[[ Supplied records open ]]
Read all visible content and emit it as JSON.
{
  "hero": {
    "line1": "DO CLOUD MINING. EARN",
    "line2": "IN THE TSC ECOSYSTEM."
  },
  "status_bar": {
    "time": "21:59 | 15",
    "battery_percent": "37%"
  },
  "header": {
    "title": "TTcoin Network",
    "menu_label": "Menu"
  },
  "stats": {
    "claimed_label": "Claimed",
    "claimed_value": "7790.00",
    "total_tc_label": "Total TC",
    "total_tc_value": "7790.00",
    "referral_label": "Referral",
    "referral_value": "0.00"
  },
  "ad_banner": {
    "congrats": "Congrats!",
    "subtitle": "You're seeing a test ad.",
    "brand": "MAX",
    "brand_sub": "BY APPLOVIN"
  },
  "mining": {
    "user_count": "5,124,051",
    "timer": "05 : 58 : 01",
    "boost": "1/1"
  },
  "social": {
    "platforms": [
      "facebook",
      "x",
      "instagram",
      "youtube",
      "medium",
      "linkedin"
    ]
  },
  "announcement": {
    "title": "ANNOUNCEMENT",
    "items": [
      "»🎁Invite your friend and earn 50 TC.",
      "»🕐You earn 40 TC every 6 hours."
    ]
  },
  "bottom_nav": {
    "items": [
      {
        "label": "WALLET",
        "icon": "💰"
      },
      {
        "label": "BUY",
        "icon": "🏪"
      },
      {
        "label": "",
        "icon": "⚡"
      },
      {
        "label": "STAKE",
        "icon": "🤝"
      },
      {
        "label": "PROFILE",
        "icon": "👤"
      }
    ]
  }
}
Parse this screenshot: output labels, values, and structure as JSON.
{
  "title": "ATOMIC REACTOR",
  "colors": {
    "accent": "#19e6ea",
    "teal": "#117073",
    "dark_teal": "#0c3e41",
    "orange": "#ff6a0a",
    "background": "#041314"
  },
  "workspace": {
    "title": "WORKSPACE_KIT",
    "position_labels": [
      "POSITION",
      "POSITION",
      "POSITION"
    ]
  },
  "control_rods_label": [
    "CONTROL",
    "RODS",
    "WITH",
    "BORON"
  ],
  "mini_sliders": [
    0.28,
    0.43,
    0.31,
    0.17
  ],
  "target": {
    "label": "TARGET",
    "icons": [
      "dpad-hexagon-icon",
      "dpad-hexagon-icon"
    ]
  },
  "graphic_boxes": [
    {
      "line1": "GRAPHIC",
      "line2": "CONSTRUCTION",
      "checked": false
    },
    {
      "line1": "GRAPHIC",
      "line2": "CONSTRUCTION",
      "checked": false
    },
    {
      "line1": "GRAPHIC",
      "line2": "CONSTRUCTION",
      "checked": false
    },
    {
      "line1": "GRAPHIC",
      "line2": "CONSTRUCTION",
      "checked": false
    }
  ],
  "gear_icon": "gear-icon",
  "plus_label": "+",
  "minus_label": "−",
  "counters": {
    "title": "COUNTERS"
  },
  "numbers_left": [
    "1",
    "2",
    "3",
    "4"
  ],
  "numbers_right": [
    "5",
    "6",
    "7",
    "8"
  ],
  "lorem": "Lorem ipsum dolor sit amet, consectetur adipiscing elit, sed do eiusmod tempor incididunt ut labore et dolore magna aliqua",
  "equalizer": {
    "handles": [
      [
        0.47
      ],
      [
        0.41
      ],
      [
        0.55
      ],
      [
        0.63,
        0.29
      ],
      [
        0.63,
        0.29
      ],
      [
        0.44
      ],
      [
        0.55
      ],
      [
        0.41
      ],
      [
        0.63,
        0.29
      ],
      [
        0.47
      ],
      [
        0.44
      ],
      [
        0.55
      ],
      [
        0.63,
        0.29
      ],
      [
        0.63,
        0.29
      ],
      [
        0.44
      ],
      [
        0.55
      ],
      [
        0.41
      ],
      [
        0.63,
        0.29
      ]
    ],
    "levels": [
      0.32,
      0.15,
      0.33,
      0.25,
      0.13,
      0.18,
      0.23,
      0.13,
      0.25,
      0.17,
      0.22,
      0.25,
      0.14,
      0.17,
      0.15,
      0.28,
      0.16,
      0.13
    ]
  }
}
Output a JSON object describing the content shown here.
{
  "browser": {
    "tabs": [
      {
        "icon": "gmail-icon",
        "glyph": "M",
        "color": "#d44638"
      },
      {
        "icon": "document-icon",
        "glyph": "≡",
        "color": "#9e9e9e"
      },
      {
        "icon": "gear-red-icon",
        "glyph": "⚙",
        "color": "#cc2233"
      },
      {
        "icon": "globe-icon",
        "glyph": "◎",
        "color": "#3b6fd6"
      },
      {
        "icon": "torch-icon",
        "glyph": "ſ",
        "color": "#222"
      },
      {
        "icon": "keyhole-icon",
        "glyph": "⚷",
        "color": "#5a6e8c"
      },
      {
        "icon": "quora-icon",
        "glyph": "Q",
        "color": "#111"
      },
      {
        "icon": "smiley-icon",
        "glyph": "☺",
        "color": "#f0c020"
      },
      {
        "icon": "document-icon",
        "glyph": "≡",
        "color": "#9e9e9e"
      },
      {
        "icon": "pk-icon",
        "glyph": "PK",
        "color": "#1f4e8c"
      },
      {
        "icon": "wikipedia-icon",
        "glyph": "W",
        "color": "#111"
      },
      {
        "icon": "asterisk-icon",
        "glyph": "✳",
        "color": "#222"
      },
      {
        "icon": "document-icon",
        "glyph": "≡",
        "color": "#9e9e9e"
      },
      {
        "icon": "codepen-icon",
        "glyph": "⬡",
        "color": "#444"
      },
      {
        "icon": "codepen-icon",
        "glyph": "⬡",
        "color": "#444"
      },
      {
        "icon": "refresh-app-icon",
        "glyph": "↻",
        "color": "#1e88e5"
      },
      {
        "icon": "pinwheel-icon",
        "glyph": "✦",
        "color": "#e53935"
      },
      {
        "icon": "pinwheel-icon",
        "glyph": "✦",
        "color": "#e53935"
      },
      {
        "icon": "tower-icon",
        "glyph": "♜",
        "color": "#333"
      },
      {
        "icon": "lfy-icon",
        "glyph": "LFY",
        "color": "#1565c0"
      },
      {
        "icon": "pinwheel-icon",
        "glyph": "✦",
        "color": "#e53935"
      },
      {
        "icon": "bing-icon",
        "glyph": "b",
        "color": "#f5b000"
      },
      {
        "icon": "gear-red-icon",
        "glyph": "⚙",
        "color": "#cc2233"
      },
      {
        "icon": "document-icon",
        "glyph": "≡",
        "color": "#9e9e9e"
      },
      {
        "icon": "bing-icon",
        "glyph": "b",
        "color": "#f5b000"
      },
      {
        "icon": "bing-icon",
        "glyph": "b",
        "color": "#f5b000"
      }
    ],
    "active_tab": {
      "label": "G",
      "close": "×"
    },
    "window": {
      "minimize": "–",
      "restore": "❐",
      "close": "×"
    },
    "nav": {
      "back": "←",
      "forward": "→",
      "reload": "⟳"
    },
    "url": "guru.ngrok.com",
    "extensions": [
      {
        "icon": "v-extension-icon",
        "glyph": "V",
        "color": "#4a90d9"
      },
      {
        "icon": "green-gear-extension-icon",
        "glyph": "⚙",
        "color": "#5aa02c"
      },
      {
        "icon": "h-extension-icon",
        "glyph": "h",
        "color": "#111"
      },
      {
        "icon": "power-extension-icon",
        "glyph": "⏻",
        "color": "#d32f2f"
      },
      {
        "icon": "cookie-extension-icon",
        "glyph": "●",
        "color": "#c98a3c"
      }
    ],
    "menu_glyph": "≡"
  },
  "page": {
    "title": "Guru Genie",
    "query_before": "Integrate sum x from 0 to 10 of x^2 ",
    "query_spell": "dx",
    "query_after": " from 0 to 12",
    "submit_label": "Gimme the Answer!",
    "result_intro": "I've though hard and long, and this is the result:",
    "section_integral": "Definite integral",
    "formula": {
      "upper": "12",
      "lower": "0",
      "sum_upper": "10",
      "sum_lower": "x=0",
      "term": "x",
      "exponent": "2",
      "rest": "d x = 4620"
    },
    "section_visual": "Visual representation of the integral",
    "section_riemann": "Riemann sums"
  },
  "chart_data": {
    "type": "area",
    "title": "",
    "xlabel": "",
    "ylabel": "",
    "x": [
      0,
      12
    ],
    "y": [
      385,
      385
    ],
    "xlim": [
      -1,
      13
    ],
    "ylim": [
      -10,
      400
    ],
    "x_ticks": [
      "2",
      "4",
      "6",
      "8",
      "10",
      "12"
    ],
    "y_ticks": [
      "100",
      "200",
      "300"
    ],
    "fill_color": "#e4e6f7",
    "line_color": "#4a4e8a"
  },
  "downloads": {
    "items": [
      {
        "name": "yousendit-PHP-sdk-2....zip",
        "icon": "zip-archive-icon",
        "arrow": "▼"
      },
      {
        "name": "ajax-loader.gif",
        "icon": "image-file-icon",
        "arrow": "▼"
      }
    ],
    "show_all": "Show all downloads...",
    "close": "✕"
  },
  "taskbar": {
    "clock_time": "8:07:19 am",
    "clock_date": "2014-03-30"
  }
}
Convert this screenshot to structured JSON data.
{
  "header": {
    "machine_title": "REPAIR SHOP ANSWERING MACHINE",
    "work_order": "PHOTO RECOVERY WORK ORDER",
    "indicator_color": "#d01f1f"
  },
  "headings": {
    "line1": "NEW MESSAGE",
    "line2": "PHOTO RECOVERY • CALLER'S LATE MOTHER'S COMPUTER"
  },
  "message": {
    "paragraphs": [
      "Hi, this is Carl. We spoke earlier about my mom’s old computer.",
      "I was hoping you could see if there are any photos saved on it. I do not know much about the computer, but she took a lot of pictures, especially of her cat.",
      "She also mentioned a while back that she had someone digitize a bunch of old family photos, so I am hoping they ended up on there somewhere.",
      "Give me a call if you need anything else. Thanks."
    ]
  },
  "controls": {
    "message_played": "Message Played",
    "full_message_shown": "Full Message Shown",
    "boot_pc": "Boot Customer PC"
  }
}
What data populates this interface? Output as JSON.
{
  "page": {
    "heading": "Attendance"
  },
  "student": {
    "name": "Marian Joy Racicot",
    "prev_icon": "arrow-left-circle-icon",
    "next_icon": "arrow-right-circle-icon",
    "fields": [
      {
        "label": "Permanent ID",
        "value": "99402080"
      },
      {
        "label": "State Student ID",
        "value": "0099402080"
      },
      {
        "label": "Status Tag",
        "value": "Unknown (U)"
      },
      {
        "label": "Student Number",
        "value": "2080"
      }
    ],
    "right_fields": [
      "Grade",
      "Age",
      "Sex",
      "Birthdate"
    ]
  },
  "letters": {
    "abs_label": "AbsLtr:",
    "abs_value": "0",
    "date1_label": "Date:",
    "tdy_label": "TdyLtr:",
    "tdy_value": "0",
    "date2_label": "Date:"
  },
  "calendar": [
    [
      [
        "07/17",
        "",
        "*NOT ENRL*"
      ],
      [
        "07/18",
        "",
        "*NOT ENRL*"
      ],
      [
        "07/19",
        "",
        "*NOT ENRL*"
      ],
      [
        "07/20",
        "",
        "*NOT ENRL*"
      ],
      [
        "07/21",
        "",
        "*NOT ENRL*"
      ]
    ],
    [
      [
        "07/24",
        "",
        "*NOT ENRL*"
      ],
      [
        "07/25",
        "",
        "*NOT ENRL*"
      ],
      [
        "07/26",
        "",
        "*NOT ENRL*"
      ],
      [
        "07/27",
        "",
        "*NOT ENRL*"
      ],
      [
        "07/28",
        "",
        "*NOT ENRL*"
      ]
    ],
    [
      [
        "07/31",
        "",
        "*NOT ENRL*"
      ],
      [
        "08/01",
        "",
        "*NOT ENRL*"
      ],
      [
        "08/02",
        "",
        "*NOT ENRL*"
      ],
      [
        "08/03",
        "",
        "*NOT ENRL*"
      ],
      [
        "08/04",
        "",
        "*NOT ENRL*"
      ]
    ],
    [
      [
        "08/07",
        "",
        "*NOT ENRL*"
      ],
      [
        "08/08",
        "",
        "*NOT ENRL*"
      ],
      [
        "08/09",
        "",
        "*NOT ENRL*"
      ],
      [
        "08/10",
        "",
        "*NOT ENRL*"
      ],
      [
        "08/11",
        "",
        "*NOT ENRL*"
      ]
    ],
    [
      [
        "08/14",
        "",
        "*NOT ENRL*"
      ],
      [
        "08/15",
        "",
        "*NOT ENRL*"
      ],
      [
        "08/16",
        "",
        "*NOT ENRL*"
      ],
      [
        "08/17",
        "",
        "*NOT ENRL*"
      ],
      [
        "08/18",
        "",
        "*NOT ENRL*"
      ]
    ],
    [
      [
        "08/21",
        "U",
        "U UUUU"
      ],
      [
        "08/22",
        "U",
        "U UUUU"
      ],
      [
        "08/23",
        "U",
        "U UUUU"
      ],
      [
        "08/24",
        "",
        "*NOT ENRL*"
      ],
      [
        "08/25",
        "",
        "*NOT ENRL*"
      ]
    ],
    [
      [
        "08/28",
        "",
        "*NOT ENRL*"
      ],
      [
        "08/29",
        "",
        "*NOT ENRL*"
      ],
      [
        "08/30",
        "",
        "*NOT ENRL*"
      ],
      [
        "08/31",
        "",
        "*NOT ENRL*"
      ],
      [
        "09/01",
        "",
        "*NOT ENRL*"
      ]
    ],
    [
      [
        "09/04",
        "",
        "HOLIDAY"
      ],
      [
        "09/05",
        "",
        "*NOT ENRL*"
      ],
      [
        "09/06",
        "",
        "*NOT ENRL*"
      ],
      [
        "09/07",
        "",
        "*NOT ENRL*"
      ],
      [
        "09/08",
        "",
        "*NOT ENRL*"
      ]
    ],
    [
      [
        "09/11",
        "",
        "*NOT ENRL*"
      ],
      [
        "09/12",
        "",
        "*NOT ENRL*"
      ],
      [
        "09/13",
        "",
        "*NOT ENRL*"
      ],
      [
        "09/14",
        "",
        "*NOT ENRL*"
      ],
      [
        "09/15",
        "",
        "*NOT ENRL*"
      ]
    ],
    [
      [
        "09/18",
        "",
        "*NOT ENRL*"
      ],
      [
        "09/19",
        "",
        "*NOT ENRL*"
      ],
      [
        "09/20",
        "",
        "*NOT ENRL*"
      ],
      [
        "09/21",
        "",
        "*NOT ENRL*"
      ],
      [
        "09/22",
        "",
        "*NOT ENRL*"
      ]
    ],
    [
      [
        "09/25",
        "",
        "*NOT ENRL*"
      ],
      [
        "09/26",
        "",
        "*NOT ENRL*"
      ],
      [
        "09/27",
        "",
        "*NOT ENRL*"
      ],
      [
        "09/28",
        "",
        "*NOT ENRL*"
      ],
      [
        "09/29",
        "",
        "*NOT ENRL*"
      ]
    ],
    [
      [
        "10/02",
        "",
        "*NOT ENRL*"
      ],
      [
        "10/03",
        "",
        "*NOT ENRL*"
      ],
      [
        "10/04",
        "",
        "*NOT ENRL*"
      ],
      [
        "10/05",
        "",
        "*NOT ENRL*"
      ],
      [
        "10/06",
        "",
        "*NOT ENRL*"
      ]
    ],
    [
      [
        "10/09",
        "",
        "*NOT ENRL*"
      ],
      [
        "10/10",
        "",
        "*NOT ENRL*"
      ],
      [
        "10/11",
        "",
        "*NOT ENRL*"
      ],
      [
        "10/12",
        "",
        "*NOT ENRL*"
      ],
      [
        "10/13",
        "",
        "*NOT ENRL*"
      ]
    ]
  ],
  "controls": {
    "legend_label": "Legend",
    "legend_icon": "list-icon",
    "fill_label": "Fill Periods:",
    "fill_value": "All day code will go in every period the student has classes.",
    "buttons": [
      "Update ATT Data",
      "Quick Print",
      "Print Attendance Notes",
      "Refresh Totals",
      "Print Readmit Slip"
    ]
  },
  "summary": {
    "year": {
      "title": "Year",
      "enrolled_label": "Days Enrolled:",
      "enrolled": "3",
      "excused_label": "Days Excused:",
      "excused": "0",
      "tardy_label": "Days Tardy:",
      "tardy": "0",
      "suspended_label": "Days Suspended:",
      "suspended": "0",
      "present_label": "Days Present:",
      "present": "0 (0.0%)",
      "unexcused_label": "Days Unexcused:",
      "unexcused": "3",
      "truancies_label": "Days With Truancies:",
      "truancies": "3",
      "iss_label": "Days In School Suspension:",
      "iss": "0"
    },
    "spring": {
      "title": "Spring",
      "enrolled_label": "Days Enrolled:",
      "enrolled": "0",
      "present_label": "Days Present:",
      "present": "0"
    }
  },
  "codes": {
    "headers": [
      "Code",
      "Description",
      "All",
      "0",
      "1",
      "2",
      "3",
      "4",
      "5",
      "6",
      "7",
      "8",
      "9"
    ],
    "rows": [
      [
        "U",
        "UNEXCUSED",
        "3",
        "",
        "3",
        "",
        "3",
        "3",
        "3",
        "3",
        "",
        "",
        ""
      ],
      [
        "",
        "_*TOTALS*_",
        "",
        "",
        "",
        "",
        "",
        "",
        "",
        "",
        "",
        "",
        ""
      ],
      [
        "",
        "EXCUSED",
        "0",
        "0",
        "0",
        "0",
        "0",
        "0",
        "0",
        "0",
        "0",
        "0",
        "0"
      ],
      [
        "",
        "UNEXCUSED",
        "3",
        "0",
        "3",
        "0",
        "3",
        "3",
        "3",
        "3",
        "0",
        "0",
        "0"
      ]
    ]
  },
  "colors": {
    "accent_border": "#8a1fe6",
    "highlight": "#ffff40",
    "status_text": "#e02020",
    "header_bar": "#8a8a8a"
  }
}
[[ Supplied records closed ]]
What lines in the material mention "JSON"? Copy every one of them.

_Response area_
Read all visible content and emit it as JSON.
Parse this screenshot: output labels, values, and structure as JSON.
Output a JSON object describing the content shown here.
Convert this screenshot to structured JSON data.
What data populates this interface? Output as JSON.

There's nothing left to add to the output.